Wild Edible Plants . . .

This site is a database for wild edible plants of North America. I encourage any users to leave comments reflecting their experiences with a certain plant. Much of our knowledge of edible plants is either lost, superstitious or incorrect. There's a lot of hype about how dangerous wild plants can be, when in reality most are not only safe they're critical for your health.

My perspective is somewhat unique in that my family and I have camped as a lifestyle for over a decade - essentially lived with edible plants and used them on a daily basis. We have also been raw fooders for a very long period. Becoming 100% raw vegan sparked my interest in edible plants like nothing else. Every day I was out hiking the trails barefoot, eating grass, eating flowers, trying parts of the many plants I came across with a clean palate . . .

Using wild edible plants is the best way we can defy the system, maintain our health, and get our independence back.

Wednesday, February 11, 2009

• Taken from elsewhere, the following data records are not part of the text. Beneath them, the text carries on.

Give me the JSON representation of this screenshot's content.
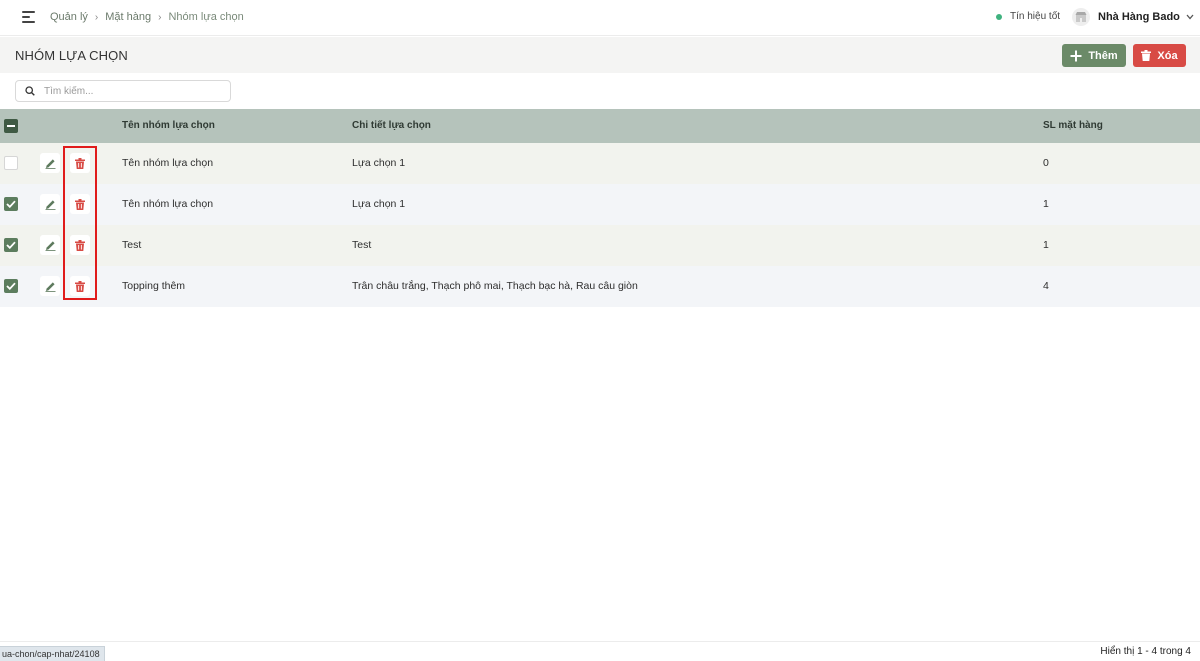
{
  "breadcrumb": [
    "Quản lý",
    "Mặt hàng",
    "Nhóm lựa chọn"
  ],
  "signal": {
    "label": "Tín hiệu tốt",
    "color": "#3fb27f"
  },
  "restaurant": {
    "name": "Nhà Hàng Bado"
  },
  "page": {
    "title": "NHÓM LỰA CHỌN"
  },
  "actions": {
    "add_label": "Thêm",
    "delete_label": "Xóa"
  },
  "search": {
    "placeholder": "Tìm kiếm..."
  },
  "table": {
    "headers": {
      "name": "Tên nhóm lựa chọn",
      "details": "Chi tiết lựa chọn",
      "count": "SL mặt hàng"
    },
    "rows": [
      {
        "checked": false,
        "name": "Tên nhóm lựa chọn",
        "details": "Lựa chọn 1",
        "count": "0"
      },
      {
        "checked": true,
        "name": "Tên nhóm lựa chọn",
        "details": "Lựa chọn 1",
        "count": "1"
      },
      {
        "checked": true,
        "name": "Test",
        "details": "Test",
        "count": "1"
      },
      {
        "checked": true,
        "name": "Topping thêm",
        "details": "Trân châu trắng, Thạch phô mai, Thạch bạc hà, Rau câu giòn",
        "count": "4"
      }
    ]
  },
  "status_url": "ua-chon/cap-nhat/24108",
  "pagination": {
    "text": "Hiển thị 1 - 4 trong 4"
  },
  "colors": {
    "accent": "#6b8a68",
    "danger": "#d84b45",
    "header_bg": "#b5c3bb",
    "highlight": "#e01b1b"
  }
}
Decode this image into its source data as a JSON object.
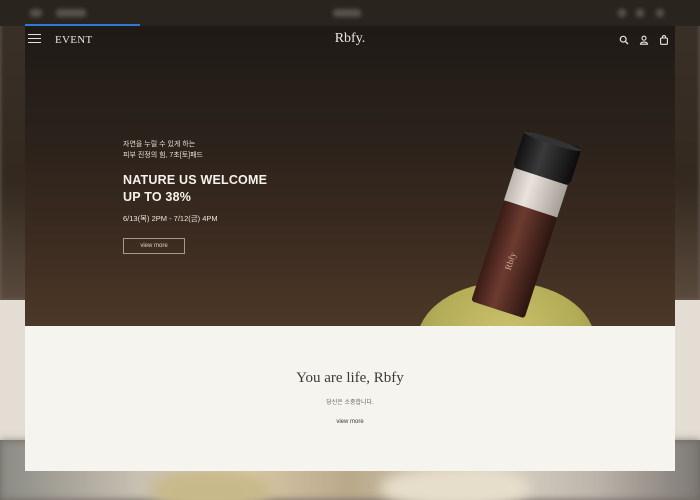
{
  "header": {
    "nav_title": "EVENT",
    "logo": "Rbfy."
  },
  "icons": [
    "hamburger-menu-icon",
    "search-icon",
    "user-icon",
    "shopping-bag-icon"
  ],
  "hero": {
    "subtitle_line1": "자연을 누릴 수 있게 하는",
    "subtitle_line2": "피부 진정의 힘, 7초[토]패드",
    "headline_line1": "NATURE US WELCOME",
    "headline_line2": "UP TO 38%",
    "date": "6/13(목) 2PM - 7/12(금) 4PM",
    "button_label": "view more",
    "bottle_brand": "Rbfy"
  },
  "section": {
    "tagline": "You are life, Rbfy",
    "subtitle": "당신은 소중합니다.",
    "link_label": "view more"
  },
  "colors": {
    "hero_dark": "#1f1a16",
    "hero_light": "#4c3827",
    "panel": "#f6f4ee",
    "accent_progress": "#2d7bd4",
    "stand": "#b4ad58"
  }
}
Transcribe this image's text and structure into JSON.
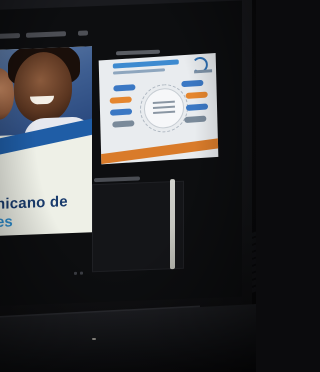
{
  "scene": {
    "description_kind": "photo-of-laptop-screen"
  },
  "slide_left": {
    "line1": "nicano de",
    "line2": "es"
  },
  "colors": {
    "slide_blue": "#1f5da6",
    "slide_light_blue": "#2f8fd0",
    "thumb_orange": "#d97b2a",
    "bezel": "#141518"
  }
}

Laurelcherry [prunus caroliniana]

Laurelcherry is a small evergreen tree native to the Southeast. It's in the rose family, and related to all other cherries, plums, apples, etc. The cherries remain on the tree often until spring. Because of its smooth bark, evergreen foliage, and winter fruit - at first it looks like a holly with black berries. But it is a cherry.

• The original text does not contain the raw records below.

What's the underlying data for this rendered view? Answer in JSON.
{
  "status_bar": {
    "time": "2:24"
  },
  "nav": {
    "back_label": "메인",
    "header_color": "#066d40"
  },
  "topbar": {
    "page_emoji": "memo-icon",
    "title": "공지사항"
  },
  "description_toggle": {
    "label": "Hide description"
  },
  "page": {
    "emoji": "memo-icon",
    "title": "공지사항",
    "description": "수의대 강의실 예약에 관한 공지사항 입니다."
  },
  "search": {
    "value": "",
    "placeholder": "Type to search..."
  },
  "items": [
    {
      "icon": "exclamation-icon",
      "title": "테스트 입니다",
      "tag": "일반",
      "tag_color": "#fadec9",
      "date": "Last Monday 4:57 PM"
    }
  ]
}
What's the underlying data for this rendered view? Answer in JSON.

The fruit is essentially a thin edible rind over a large green seed. It is strong, bitter and unripe up into the winter - like all wild cherries, bitter until soft. Since the flesh is so thin, it shrivels rather than softens - but the softening is when most of the bitterness goes away - it's still strong though, with an intense cherry liquor flavor. You're really almost eating just the skin of the cherry.

To be certain a cherry's a cherry I always eat a leaf. It's bitter usually the first 5 to 8 seconds, then an unmistakable cherry flavor hits - and there's no question. The leaves have a trace of cyanide (hydrocyanic acid), and so do the pits . . . it's interesting that Native Americans used to pound whole cherries including the pits into a mash and dry into cakes. So our understanding of hydrocyanic acid might need reevaluated.
Many sites refer to the fruit of the laurelcherry as either poisonous or inedible. But here's a report put out by the Forest Service. They refer to the fruit as "suited for human consumption".


  1. lol on your other site you asked what this was. Seems I was right too! Too cool that it can be eaten.

  2. Witchy,

    There is laurelcherry everywhere in bloom right now, with some trees' blooms right beside last year's cherries.

    The cherries on the trees are still firm and very, very strong. I think they might benefit from being picked and set out through a hot afternoon sun - this is a technique I used successfully on chokecherries out in New Mexico. What were once very bitter cherries, after several hours in the sun, became sweet dried cherries, without a trace of bitterness.

    Some of the laurelcherries have old fruit littered below them, and this may be the next-best alternative for harvesting them. Many had lost all bitterness and softened - however some had begun to ferment! So behind all that medicine in the cherry must be a nice amount of sugar.

  3. I haven't seen an update since 2009? I am in Tennessee also.